§ **YOUR INSTRUCTIONS**: Report every line of the entries that contains the word "icon".
______________________________
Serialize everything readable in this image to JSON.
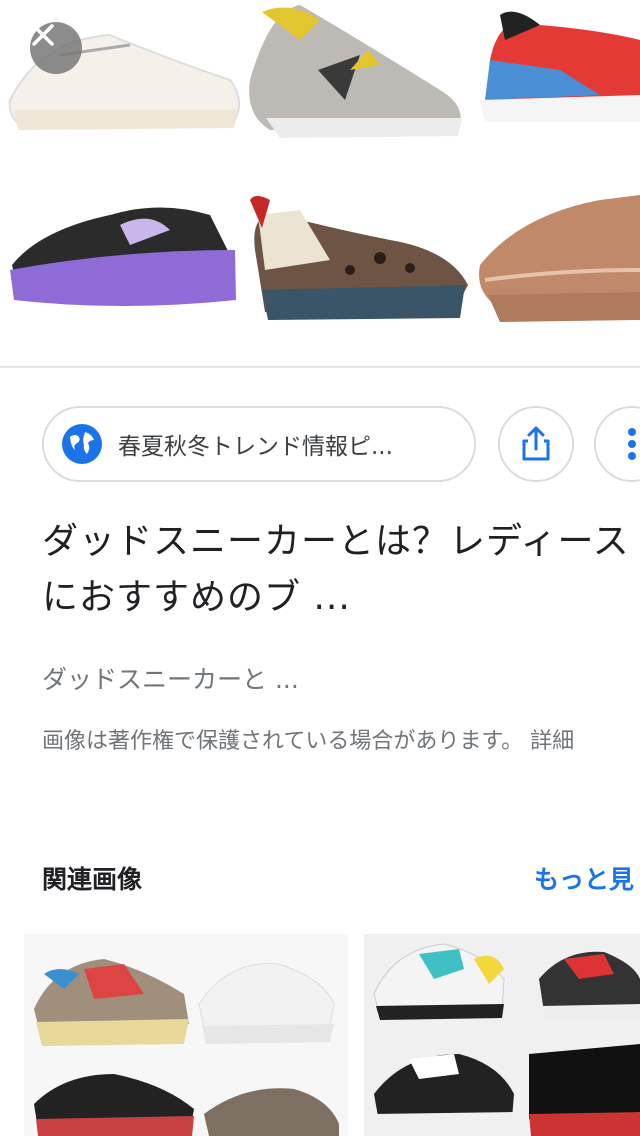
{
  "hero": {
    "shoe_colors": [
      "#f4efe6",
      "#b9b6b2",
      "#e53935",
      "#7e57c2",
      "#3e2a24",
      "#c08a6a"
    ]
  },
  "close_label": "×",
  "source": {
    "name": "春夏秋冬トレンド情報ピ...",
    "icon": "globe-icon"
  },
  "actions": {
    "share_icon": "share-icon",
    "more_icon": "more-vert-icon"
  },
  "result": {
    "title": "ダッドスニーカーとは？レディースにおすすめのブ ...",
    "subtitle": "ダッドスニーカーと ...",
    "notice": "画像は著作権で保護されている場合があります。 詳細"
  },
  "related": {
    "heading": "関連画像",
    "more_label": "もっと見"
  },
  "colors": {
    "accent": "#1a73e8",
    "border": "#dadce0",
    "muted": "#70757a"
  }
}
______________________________
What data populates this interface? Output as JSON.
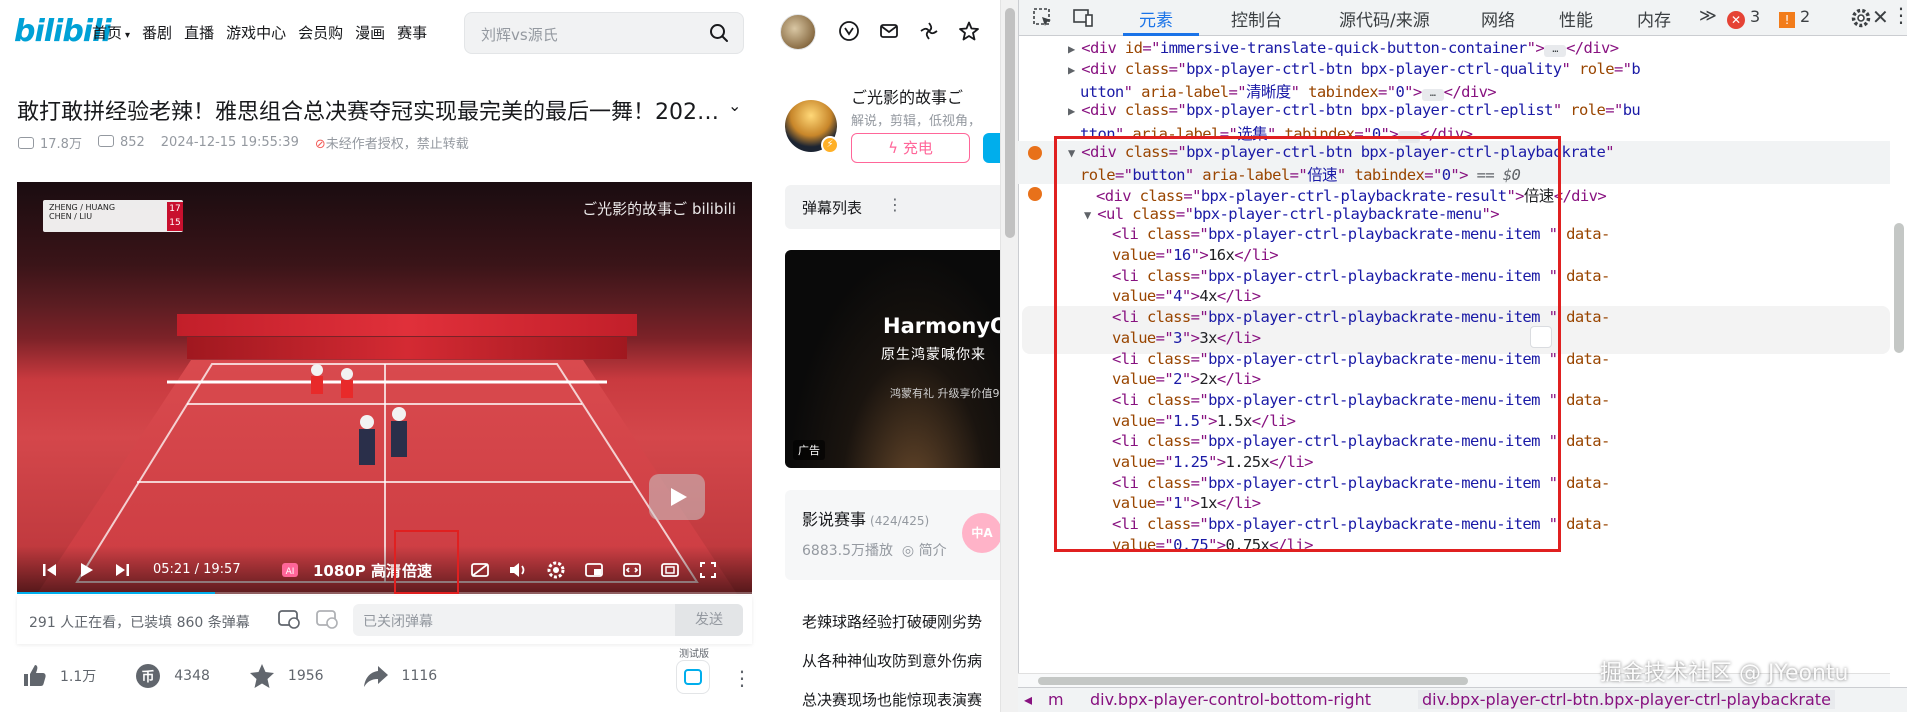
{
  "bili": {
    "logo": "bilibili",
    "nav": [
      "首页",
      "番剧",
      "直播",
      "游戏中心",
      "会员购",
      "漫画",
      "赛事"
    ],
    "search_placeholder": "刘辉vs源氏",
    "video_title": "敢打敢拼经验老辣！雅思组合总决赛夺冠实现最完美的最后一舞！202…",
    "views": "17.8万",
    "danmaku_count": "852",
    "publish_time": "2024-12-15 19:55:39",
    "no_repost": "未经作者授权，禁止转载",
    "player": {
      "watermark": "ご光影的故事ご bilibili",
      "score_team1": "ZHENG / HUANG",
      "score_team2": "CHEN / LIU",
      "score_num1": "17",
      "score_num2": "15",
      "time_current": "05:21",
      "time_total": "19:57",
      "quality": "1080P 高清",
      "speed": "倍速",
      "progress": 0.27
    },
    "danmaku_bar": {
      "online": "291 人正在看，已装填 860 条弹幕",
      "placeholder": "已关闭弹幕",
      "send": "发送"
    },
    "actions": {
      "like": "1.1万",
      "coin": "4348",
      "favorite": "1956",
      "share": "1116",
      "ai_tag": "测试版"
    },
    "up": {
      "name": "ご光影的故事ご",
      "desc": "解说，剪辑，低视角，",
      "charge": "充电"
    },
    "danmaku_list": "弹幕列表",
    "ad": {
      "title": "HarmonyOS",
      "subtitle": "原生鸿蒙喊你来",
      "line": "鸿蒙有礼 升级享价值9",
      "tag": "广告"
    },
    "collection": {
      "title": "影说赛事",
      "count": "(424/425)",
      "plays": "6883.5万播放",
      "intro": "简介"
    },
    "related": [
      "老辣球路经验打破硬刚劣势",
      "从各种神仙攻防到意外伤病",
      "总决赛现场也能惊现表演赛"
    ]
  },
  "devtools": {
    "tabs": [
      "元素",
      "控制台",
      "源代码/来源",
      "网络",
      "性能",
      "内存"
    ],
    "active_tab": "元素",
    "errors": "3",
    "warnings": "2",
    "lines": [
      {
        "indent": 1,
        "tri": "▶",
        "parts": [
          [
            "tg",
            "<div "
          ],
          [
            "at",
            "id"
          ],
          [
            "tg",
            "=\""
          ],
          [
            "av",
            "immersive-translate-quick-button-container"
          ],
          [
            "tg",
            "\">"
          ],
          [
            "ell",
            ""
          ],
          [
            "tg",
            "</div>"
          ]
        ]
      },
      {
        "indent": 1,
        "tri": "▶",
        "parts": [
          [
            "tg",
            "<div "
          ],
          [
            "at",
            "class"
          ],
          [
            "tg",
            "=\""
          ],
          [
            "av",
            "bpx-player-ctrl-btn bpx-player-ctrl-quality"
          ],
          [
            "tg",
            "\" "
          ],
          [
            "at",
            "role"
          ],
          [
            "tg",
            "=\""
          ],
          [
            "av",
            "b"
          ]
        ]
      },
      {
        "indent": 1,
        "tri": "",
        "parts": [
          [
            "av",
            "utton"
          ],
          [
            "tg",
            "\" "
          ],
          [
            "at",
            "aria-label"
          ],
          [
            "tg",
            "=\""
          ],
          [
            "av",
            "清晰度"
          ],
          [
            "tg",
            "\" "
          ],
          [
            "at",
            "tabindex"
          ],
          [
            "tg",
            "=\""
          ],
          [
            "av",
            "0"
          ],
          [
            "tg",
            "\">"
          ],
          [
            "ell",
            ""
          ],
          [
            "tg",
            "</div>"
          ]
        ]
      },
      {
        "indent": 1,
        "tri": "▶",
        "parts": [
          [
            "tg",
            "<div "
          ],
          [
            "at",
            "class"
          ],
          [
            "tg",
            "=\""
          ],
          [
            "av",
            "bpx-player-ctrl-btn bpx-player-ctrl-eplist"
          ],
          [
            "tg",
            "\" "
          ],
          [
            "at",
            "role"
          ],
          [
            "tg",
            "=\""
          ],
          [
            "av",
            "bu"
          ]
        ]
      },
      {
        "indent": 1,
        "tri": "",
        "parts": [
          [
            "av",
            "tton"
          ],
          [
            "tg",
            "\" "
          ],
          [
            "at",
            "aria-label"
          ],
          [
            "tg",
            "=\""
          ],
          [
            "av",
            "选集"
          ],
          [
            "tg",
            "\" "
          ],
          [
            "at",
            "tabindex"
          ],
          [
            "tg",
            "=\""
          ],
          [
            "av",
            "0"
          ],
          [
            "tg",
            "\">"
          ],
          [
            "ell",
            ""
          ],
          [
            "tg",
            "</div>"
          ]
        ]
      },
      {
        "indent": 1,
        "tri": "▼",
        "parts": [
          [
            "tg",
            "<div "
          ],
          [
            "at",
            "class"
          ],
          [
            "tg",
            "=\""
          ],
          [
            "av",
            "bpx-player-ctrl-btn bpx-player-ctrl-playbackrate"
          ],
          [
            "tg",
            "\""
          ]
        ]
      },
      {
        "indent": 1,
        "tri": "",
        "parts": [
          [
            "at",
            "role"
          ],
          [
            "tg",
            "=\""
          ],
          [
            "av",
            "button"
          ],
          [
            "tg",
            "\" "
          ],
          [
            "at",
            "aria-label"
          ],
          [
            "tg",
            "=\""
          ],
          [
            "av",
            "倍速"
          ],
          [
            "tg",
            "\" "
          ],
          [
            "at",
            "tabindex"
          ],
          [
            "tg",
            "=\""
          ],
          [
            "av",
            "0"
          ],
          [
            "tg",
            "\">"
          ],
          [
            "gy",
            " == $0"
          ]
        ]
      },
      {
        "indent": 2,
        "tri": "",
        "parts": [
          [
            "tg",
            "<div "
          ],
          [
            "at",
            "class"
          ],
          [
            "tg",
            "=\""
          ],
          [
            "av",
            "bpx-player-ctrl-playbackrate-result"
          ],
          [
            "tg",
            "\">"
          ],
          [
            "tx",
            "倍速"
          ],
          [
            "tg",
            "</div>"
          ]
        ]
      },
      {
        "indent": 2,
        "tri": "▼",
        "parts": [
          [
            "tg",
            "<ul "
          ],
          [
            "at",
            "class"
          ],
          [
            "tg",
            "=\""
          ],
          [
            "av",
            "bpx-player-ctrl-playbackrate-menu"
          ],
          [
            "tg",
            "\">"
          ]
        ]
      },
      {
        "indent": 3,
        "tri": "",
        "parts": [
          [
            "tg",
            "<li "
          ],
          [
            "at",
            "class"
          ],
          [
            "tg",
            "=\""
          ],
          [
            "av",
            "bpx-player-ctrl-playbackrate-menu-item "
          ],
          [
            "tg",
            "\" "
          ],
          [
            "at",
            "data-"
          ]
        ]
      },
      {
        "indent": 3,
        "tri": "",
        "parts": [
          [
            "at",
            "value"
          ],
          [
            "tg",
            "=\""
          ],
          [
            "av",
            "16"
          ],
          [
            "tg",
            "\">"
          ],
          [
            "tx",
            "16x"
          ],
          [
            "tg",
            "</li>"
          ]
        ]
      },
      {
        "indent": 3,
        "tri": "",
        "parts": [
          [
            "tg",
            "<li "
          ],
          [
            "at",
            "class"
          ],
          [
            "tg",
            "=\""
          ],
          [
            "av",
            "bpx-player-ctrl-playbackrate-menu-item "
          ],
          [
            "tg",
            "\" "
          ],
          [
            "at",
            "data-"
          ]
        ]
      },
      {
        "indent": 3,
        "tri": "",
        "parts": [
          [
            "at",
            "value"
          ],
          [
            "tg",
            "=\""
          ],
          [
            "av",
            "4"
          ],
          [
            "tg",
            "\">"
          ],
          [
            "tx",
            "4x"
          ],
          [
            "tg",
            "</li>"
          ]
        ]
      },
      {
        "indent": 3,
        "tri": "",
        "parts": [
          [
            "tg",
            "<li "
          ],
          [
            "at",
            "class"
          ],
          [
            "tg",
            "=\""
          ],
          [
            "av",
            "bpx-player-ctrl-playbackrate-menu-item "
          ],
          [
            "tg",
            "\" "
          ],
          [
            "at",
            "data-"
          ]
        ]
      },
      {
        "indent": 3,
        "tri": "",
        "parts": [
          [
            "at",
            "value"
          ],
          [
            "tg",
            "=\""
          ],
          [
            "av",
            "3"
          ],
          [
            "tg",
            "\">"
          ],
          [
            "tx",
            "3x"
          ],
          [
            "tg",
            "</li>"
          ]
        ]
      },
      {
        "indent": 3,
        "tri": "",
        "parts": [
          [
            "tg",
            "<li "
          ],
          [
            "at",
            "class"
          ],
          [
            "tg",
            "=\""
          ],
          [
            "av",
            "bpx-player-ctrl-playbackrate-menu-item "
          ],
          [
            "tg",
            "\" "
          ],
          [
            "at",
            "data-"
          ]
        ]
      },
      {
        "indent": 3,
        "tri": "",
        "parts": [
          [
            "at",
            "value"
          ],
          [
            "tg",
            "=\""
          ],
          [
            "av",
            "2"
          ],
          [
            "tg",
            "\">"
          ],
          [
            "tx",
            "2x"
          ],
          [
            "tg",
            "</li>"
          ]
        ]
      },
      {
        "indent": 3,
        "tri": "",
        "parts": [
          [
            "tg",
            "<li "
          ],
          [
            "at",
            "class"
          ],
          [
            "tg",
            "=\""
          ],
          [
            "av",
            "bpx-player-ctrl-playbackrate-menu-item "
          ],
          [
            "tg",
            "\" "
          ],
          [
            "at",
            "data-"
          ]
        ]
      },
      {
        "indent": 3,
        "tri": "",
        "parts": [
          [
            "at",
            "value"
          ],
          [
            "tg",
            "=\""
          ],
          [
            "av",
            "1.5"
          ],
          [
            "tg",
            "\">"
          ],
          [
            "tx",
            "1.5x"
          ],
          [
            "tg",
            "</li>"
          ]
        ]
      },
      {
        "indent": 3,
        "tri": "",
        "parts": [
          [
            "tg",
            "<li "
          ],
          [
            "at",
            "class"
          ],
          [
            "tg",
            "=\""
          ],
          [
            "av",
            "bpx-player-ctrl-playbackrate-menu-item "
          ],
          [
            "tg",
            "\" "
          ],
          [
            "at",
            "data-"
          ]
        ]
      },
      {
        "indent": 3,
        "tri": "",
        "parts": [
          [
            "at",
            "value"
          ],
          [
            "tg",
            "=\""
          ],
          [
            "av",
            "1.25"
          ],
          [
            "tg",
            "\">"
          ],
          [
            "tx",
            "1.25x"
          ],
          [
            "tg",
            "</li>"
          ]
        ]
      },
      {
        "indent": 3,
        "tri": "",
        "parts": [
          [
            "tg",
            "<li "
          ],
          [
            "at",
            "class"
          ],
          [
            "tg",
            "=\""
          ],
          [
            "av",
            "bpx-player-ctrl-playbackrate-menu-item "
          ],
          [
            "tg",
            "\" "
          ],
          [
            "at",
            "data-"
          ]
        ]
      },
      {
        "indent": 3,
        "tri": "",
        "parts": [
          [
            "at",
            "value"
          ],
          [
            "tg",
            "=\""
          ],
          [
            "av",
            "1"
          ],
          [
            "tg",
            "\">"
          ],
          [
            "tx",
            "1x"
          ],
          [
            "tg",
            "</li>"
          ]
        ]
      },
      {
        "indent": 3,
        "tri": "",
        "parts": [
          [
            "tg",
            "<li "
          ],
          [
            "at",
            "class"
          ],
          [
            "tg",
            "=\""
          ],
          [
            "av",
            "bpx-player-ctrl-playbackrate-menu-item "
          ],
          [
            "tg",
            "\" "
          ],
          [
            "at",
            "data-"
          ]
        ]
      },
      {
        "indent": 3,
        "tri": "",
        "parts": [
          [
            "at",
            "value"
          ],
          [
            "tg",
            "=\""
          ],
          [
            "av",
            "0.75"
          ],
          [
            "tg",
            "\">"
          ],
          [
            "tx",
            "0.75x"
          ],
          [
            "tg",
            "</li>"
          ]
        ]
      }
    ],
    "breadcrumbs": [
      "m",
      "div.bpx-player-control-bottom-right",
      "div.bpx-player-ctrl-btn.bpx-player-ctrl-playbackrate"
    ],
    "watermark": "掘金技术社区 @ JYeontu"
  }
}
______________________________
§ **ANSWER TO THIS TASK**:
    "icon": "globe-icon"
    "share_icon": "share-icon",
    "more_icon": "more-vert-icon"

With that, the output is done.